Since 2014, when Kevin McCoy minted “Quantum,” the first-ever non-fungible token (NFT) to debut in the crypto art market, the demand for the virtual asset has skyrocketed. Not only has there been soaring interest in the NFT space for more than half a decade now, but people are also building cultural value around the innovation.
For some, NFTs are just another opportunity to invest, with the hope of receiving a substantial return on investment (ROI) in the long run. However, this is not the mindset for every NFT enthusiast, as some look beyond the wealth making aspect.
In an exclusive interview with DailyCoin, Pavel Bains, CEO and Co-founder of Bluzelle, a decentralized storage network for the creator economy with a core focus on NFTs, talked about the influence of native culture on NFT adoption. In his opinion, “NFTs have moved crypto in general into a new form of culture.”

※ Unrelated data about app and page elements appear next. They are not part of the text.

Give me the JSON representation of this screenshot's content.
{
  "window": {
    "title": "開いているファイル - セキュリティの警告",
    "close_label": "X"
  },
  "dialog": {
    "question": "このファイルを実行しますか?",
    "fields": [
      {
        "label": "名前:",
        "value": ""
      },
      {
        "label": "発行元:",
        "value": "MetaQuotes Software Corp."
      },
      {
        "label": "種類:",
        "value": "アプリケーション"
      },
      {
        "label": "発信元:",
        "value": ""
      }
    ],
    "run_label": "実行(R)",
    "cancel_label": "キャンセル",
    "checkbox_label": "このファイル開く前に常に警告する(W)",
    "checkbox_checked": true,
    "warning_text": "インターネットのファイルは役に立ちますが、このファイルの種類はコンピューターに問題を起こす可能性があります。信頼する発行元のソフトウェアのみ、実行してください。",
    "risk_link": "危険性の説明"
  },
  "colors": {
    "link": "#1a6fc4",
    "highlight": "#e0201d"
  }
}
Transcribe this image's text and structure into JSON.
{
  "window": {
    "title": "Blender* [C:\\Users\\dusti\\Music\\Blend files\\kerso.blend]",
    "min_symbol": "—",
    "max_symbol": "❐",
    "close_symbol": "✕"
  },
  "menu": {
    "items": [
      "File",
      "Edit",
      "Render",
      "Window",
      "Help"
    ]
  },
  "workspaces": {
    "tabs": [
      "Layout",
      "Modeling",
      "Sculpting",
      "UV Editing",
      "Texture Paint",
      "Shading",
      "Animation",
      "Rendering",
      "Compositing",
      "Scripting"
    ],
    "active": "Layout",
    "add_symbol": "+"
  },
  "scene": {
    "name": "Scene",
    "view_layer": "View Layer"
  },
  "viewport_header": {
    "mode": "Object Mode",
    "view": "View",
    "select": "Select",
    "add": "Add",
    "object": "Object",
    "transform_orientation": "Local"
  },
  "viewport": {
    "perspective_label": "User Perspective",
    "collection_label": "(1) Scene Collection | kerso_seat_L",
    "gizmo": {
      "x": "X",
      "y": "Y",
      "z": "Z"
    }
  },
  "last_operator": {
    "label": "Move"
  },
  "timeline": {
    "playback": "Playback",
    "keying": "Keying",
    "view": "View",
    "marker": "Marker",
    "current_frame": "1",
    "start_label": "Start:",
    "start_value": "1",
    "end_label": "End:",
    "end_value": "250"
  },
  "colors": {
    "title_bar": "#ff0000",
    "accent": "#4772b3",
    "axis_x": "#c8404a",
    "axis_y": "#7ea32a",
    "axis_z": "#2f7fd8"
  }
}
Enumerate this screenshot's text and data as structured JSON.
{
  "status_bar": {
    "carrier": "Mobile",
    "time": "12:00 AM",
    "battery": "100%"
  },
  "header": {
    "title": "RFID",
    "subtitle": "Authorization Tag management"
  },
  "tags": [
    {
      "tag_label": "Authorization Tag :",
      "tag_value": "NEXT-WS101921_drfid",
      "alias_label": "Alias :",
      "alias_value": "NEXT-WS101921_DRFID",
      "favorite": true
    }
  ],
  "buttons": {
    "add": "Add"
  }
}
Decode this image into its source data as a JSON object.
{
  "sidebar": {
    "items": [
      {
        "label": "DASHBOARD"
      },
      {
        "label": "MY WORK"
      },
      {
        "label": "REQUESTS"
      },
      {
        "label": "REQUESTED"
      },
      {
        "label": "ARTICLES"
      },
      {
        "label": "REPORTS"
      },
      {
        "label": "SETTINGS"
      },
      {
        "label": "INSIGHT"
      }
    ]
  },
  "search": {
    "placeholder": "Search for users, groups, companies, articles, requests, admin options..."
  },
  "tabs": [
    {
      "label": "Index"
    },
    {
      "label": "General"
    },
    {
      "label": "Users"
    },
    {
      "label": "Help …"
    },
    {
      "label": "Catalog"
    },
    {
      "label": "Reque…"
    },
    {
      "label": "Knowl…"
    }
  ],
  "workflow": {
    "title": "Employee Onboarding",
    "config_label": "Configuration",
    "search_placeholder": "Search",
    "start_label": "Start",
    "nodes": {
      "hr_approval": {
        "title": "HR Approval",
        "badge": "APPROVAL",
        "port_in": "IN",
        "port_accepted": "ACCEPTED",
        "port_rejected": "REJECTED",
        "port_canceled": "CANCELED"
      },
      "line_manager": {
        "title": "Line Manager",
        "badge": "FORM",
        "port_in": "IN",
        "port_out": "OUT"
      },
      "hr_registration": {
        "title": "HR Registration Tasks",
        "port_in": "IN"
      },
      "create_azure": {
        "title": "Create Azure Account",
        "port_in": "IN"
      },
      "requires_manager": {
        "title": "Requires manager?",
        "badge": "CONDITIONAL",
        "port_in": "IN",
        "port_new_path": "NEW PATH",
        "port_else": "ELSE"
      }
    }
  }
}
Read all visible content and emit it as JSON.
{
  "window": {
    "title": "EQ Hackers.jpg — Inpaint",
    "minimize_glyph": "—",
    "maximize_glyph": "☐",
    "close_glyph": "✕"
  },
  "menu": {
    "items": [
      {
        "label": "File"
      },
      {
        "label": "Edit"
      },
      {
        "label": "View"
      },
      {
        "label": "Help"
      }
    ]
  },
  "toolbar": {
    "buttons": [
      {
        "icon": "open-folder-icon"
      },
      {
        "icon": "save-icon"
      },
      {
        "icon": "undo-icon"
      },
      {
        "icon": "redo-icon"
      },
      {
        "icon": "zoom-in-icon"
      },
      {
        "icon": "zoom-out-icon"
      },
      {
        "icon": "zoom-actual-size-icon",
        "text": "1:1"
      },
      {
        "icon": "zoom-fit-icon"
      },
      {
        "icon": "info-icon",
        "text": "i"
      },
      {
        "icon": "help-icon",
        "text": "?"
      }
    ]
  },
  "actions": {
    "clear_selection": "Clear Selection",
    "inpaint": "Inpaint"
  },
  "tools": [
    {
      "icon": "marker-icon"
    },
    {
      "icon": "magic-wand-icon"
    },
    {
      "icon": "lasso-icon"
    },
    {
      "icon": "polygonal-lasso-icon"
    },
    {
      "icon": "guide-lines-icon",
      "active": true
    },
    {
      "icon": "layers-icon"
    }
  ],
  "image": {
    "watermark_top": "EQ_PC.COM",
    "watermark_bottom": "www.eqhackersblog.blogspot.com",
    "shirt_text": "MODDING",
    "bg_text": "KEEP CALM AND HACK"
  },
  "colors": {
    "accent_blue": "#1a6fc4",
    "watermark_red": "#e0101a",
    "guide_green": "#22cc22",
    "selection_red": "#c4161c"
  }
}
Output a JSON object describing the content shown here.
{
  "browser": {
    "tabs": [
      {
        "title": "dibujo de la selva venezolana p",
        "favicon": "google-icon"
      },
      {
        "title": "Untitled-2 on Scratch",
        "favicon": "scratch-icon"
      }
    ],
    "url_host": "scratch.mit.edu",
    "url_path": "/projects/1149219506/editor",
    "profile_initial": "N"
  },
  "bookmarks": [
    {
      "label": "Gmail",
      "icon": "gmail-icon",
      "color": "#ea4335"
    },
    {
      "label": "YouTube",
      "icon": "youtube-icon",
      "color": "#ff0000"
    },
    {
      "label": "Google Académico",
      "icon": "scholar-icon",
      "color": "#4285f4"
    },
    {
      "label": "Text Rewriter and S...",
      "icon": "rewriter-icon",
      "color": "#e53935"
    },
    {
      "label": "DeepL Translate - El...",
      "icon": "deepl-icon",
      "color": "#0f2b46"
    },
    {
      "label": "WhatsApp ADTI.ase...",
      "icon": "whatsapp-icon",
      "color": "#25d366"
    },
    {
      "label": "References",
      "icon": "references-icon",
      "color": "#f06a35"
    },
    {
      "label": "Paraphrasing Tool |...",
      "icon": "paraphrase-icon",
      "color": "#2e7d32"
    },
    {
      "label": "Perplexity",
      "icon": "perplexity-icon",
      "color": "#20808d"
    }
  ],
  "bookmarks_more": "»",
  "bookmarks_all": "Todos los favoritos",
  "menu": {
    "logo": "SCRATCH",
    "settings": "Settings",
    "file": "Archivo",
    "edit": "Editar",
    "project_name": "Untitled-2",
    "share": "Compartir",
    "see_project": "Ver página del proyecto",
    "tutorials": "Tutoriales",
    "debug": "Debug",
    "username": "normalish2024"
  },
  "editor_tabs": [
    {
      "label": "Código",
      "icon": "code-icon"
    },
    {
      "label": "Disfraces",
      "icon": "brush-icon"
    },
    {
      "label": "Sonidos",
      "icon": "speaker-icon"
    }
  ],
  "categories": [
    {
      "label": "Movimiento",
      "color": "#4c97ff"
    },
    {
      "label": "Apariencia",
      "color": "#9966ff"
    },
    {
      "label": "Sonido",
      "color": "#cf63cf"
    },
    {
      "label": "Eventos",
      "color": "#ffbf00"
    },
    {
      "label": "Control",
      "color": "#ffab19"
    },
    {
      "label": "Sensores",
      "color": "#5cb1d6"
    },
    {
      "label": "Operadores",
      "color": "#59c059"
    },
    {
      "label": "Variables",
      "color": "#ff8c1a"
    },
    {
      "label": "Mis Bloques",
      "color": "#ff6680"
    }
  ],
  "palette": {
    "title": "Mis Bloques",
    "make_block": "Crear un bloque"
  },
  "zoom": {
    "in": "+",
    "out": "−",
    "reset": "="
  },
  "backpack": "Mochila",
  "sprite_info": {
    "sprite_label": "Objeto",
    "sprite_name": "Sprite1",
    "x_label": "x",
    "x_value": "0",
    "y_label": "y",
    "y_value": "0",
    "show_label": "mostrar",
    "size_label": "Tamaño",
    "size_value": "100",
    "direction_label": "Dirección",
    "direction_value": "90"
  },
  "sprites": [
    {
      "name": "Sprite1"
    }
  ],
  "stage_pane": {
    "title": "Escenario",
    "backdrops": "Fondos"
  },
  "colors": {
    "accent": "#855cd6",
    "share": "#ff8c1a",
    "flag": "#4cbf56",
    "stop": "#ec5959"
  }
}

In the interview, Bains, who is aware that NFTs have now become a core aspect of their project since the addition of file storage to the existing data storage facilities, makes it clear that he believes that NFTs are here to last.
As an analogy, Bains compared the ongoing NFT movement to rap culture in the early ‘90s, when rap and Hip Hop really took off and faced a lot of criticism. Bains explained that many people, including himself, were influenced by the movement.
“I grew up in Vancouver, went to school in the US as well, everything that formed myself and my friends; from the shorts we wore on the basketball court, to the shoes, was all HipHop influence,”
In the same way, crypto has consistently faced backlash, ever since its inception, which became worse still with the arrival of NFTs. Regardless, the world is beginning to make a U-turn and, gradually embracing the virtual economy for what it is.
Bains claims that, while the older generation is still struggling to accept this new reality, the younger demographic is acting as the driving force of crypto and NFT acceptance, which is a similar situation to the 1990s, when the younger generation was more receptive to rap and Hip Hop culture, while the older generations remained conservative.
“My only concern in crypto today is that it has become its own culture to a younger demographic, with the exact same similarities as Hip Hop, where now NFTs are simply establishing that this is something that will be for a category of people, like my kids who are 12-14. This is all they'll ever know,”